Throughout life, Patrick Pentico fought against the odds — and usually won.

On the Wayne High School wrestling team, he defeated opponents who outweighed him by 100 pounds.

And in 2004, with one engine down and their plane heavily damaged by enemy fire, Pentico and his crew safely landed a C-130. All 58 people on board survived.

But on March 31, his luck ran out.

Staff Sgt. Patrick Pentico's plane crashed in Albania's Drizez Mountains on Thursday, killing all nine Americans aboard. The crew was flying the C-130 Combat Talon II in a joint training mission with the Albanian military, a spokesman for the Special Operations Command Europe said.

The cause of the crash is unknown. An investigation into the crash is expected to take several weeks, the military reported.

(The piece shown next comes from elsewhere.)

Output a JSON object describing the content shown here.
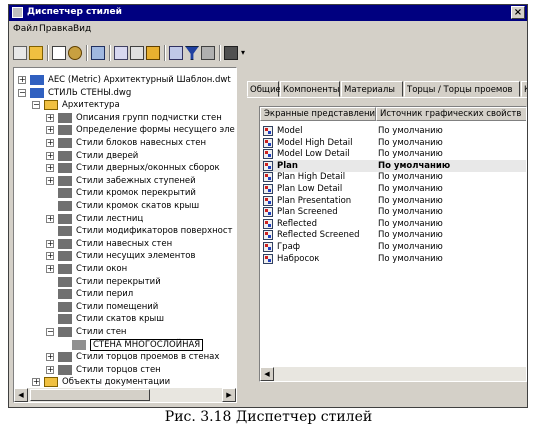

The airmen were assigned to the 7th Special Operations Squadron based at Royal Air Force Mildenhall in the United Kingdom.

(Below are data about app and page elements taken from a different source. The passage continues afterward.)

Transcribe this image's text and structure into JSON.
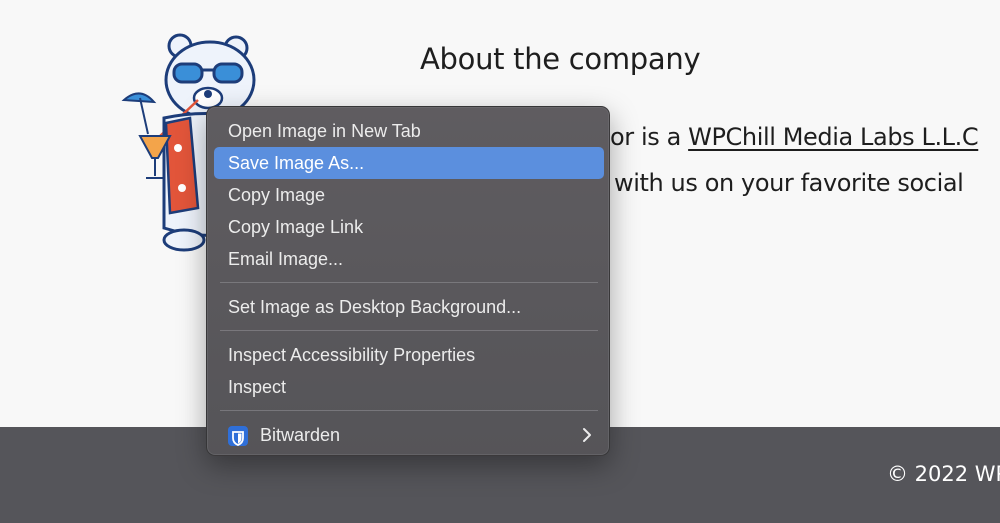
{
  "page": {
    "heading": "About the company",
    "line1_prefix": "or is a ",
    "company_link": "WPChill Media Labs L.L.C",
    "line2": "with us on your favorite social"
  },
  "footer": {
    "copyright": "© 2022 WP"
  },
  "context_menu": {
    "items": [
      {
        "label": "Open Image in New Tab"
      },
      {
        "label": "Save Image As...",
        "highlighted": true
      },
      {
        "label": "Copy Image"
      },
      {
        "label": "Copy Image Link"
      },
      {
        "label": "Email Image..."
      },
      {
        "label": "Set Image as Desktop Background..."
      },
      {
        "label": "Inspect Accessibility Properties"
      },
      {
        "label": "Inspect"
      },
      {
        "label": "Bitwarden",
        "icon": "bitwarden-shield-icon",
        "submenu_icon": "chevron-right-icon"
      }
    ]
  },
  "colors": {
    "page_background": "#f8f8f8",
    "footer_background": "#55555a",
    "menu_background": "#58565a",
    "menu_highlight": "#5b8fde",
    "bitwarden_blue": "#2f6fd8"
  }
}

"I extend my deepest sympathies to the families of these brave young airmen," said Army Brig. Gen. Thomas Csrnko, commander of Special Operations Command Europe. "We all share in your sorrow and pain of their loss. We will not forget their sacrifice, and we stand ready to support their families at this difficult time."

Pentico grew up in Hanksville, Wayne County, where he prowled the mountains on his motorbike.

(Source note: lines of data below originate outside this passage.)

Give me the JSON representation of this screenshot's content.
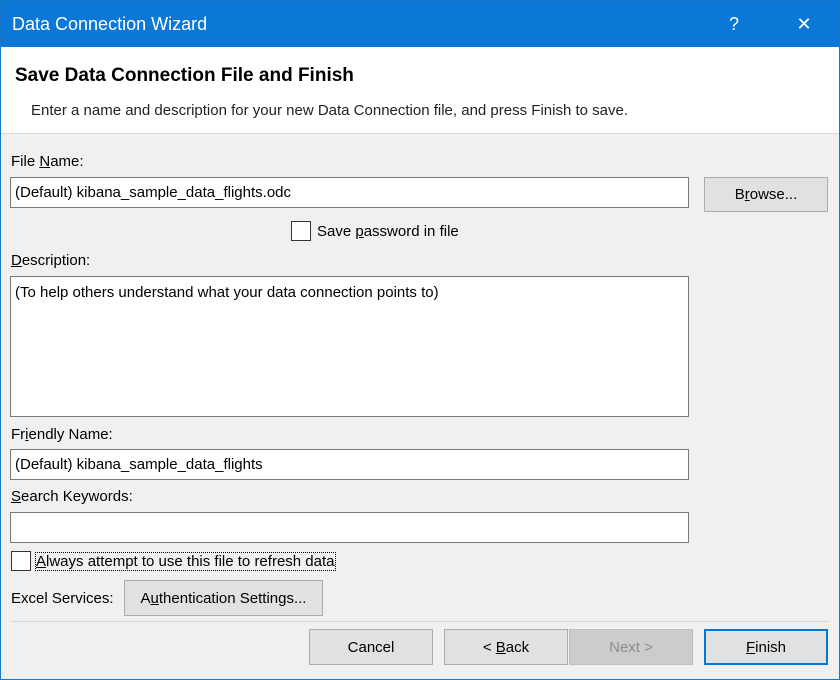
{
  "window": {
    "title": "Data Connection Wizard",
    "help_glyph": "?",
    "close_glyph": "✕"
  },
  "header": {
    "title": "Save Data Connection File and Finish",
    "subtitle": "Enter a name and description for your new Data Connection file, and press Finish to save."
  },
  "form": {
    "file_name_label_pre": "File ",
    "file_name_label_key": "N",
    "file_name_label_post": "ame:",
    "file_name_value": "(Default) kibana_sample_data_flights.odc",
    "browse_pre": "B",
    "browse_key": "r",
    "browse_post": "owse...",
    "save_password_pre": "Save ",
    "save_password_key": "p",
    "save_password_post": "assword in file",
    "save_password_checked": false,
    "description_label_key": "D",
    "description_label_post": "escription:",
    "description_value": "(To help others understand what your data connection points to)",
    "friendly_label_pre": "Fr",
    "friendly_label_key": "i",
    "friendly_label_post": "endly Name:",
    "friendly_value": "(Default) kibana_sample_data_flights",
    "keywords_label_key": "S",
    "keywords_label_post": "earch Keywords:",
    "keywords_value": "",
    "always_key": "A",
    "always_post": "lways attempt to use this file to refresh data",
    "always_checked": false,
    "excel_services_label": "Excel Services:",
    "auth_pre": "A",
    "auth_key": "u",
    "auth_post": "thentication Settings..."
  },
  "footer": {
    "cancel": "Cancel",
    "back_pre": "< ",
    "back_key": "B",
    "back_post": "ack",
    "next": "Next >",
    "finish_key": "F",
    "finish_post": "inish"
  },
  "colors": {
    "titlebar": "#0b78d7",
    "accent": "#0078d7"
  }
}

He was a member of the powerful Wayne High School wrestling team throughout high school. The team won the state title every year from 1988-92. Pentico graduated in 1991.

Pentico was a big part of those wins, said his former coach, Kerry Anderson. Former teammate and close friend Greg Pace said he remembers how Pentico wrestled — and beat — opponents who, statistically speaking, should have beaten him.

"He wrestled heavyweight, and he was just 189 pounds. He wrestled kids that weighed 275 — just a lot bigger than him," said Pace. "He was just fearless. That's kinda the way he rode motorcycles and in everything else. Fearless."

Pentico's parents were in Europe on Tuesday to pick up Pentico's wife and were unavailable for comment.

Anderson said Pentico was a good student who always had a smile on his face.

Pentico and Pace graduated from Wayne High School in 1991. Although he was the quiet type, Pentico made friends easily.

"In our graduating class, I think there was like 38 kids, and I can't think of a single one of 'em that Patrick didn't get along with," Pace said. "He was such a happy person."

And Pentico never complained or bragged about his accomplishments, Pace said.

In 2004, the Airlift/Tanker Association awarded Pentico and his old crew the Gen. P.K. Carlton Award for Valor for safely landing a battle-damaged C-130. The plane was transporting special operations forces during a mission in the opening days of Operation Iraqi Freedom when it received heavy enemy fire.

During the mission, the plane took 19 hits from anti-aircraft artillery fire — one shell shattered the pilot's windscreen. The plane landed with three of the four engines operating and all 58 people on board were safely evacuated.

Pentico never told his old friend about the award.

"It sounds exactly like something he would do and not think anything of it," Pace said.